Holistic Verification of Blockchain Consensus
In this paper, we remedy this paradox by model checking for the first time a blockchain consensus used in industry. We propose a holistic approach to verify the consensus algorithm of Redbelly Blockchain, for any number n of processes and any number f < n/3 of Byzantine processes.
Vincent Gramoli, University of Sydney
Igor Konnov, Informal Systems
Marijana Lazic, TU Munich
Blockchain has recently attracted the attention of the industry due, in part, to its ability to automate asset transfers. It requires distributed participants to reach a consensus on a block despite the presence of malicious (a.k.a. Byzantine) participants. Malicious participants exploit regularly weaknesses of these blockchain consensus algorithms, with sometimes devastating consequences. In fact, these weaknesses are quite common and are well illustrated by the flaws in various blockchain consensus algorithms. Paradoxically, until now, no blockchain consensus has been holistically

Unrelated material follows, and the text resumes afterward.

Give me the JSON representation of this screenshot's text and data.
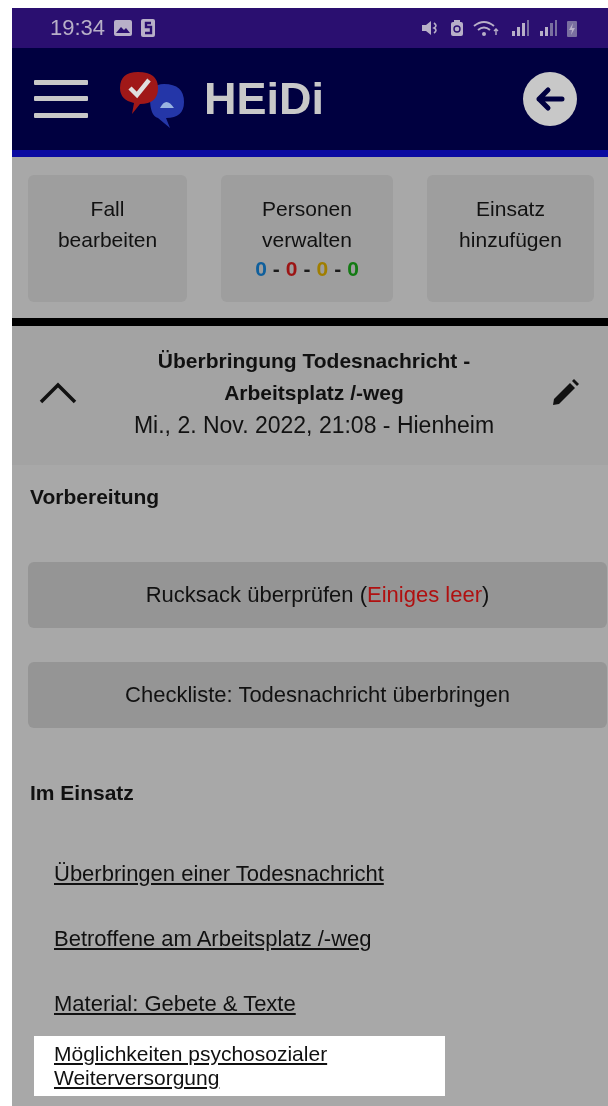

In this paper, we remedy this paradox by model checking for the first time a blockchain consensus used in industry. We propose a holistic approach to verify the consensus algorithm of the Redbelly Blockchain, for any number n of processes and any number f < n/3 of Byzantine processes. We decompose directly the algorithm pseudocode in two parts—an inner broadcast algorithm and an outer decision algorithm—each modelled as a threshold automaton , and we formalize their expected properties in linear-time temporal logic. We then automatically check the inner broadcasting algorithm, under a carefully identified fairness assumption. For the verification of the outer algorithm, we simplify the model of the inner algorithm by relying on its proven properties. Doing so, we formally verify, for any parameter, not only the safety properties of the Redbelly Blockchain consensus but also its liveness in less than 70 seconds.
This paper was co-authored by our CTO and Founder Professor Vincent Gramoli.
Professor Vincent Gramoli is a full professor at the University of Sydney. He is a researcher in the field of distributed systems and algorithms, with a focus on the design and analysis of distributed systems and algorithms for shared memory and data-centric systems, including distributed hash tables, distributed shared memory and transactional memory. He has published numerous papers in top-tier conferences and journals in the field and has received several awards for his research. He is also currently serving as the Head of Concurrent Systems Research Group at the University of Sydney.